Soil moisture is a key factor in determining the annual progress of natural environments and human systems. In horticultural and agricultural settings, soil moisture information can aid in making decisions regarding plant variety choice and planting time, irrigation needs, and the timing of various farming and gardening activities.  To aid in monitoring conditions across the United States, NOAA and other federal agencies provide a suite of soil moisture products ranging from modeled estimates over broad areas to actual measurements at specific locations.

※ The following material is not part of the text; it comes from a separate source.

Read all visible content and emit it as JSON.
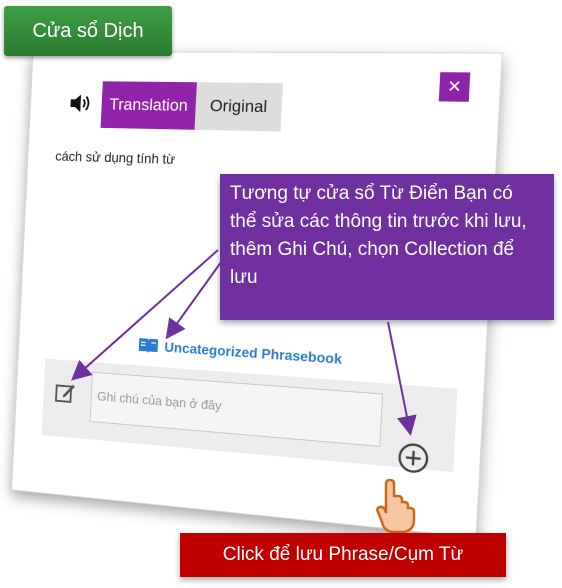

The map shown displays areas that are wetter (green) and drier (yellow-red) than normal as estimated by a model (see the soil moisture page in the U.S. Drought Portal for more information and different models).

This model mathematically combines information about the weather in recent times with knowledge of the soils of the United States and how water moves through soil into a best estimate of the current soil moisture condition. When soil is warmer than the freezing point, soil moisture can be measured directly at many locations to give an overall impression, or a farmer or gardener can perform their own measurements of their fields and plots.

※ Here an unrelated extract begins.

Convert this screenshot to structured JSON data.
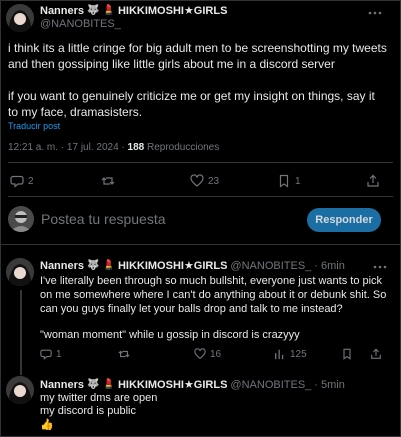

NOAA’s National Climatic Data Center (NCDC) monitors and maintains observation stations collectively known as the U.S. Climate Reference Network (USCRN). Over 100 stations measure hourly soil temperature and soil moisture with three sensors at up to five depths in vertical profiles. Quality controlled layer average values for soil moisture from these individual sensors are available on the USCRN Observations page. Bulk amounts of these data are also available in Quality Controlled Datasets for each station.

NCDC also provides several visualization tools that depict USCRN data. A Soil Moisture and Soil Temperature Visualization tool is available from the National Integrated Drought Information System (NIDIS), which draws simple line graphs of USCRN soil moisture and temperature data. The Soil Moisture Infiltration and Percolation Visualization tool depicts soil moisture changes over time and depth at a selected USCRN station. The Soil Moisture Time Series with Inter-Hole Range Visualization tool shows time series representing ranges of the three measurements of the percent of water content in the soil at different depths.  Soil moisture cannot be detected by USCRN instruments when the soil is frozen, so graphs may be missing upper soil layers during winter, with data displayed more fully as soil thaws in the spring. As soils warm and thoughts turn to the garden, check on the soil moisture in your region frequently and incorporate this information into your own activities.